Team of Spain, silver medalist
Gold Silver Bronze

Coach: Raoul Daufresne


Coach: Francisco Bru


Coach: Fred Warburton


7 goals
6 goals
5 goals
4 goals
3 goals
2 goals
1 goal


  1. ^ Their protests, translated from the original French, were as follows:
    1. We were allocated an English linesman, which is in contradiction with the rules which state that each participating nation has the right to one of both linesman. This violation of the rules was prejudicial to us during the game, because the English linesman was not impartial and this is why we seek the cancellation of the match. Immediately after the game we brought this notice to the attention of M. Rodolphe Seeldrayers.
    2. The majority of the decisions of the referee Mr. Lewis were wrong and it was obvious that it gave the public the wrong impression about our game. Also both Belgian goals were the result of incorrect decisions of the referee and we seek a rigorous investigation on that point.
    3. During the match, Belgian soldiers were introduced to the crowd until they circled the pitch and because of their provocative presence our players were unable to play their normal game. As a result of the very regrettable incident at the end of the match when there was a pitch invasion led by the soldiers and our national flag was insulted we will not participate until we have received an apology from the (Belgian) soldiers.[7]
  2. ^ After 120 minutes expired with the score tied at 1–1, both captains and the referee agreed to play a second extra time of 2x15 minutes, meaning this match lasted 150 minutes.
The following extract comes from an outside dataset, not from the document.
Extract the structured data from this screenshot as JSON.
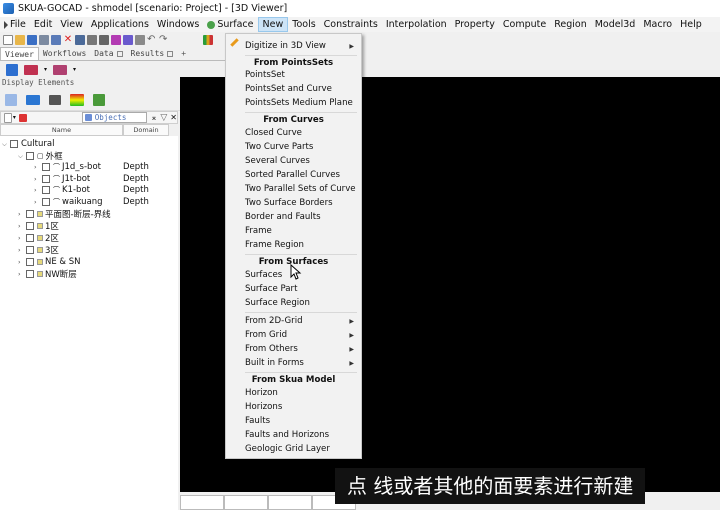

  1. ^ a b Olympic Football Tournament, Antwerp 1920 - Overview on
  2. ^ a b c VII. Olympiad Antwerp 1920 Football Tournament by Karel Stokkermans on the RSSSF
  3. ^ THE VIIth SUMMER GAMES - Football Archived 22 November 2008 at the Wayback Machine on
  4. ^ "Football at the 1920 Antwerp Summer Games". Sports Reference. Archived from the original on 17 April 2020. Retrieved 1 October 2018.
  5. ^ World Football Elo Ratings: Biggest Upsets
  6. ^ "VII. Olympiad Antwerp 1920 Football Tournament". RSSSF. Retrieved 3 August 2013.
  7. ^ a b VIIeme Olympiade, Anvers 1920: Official report on LA84 Digital Library Collection
  8. ^ 1920 Antwerp Olympic Football Tournament on Football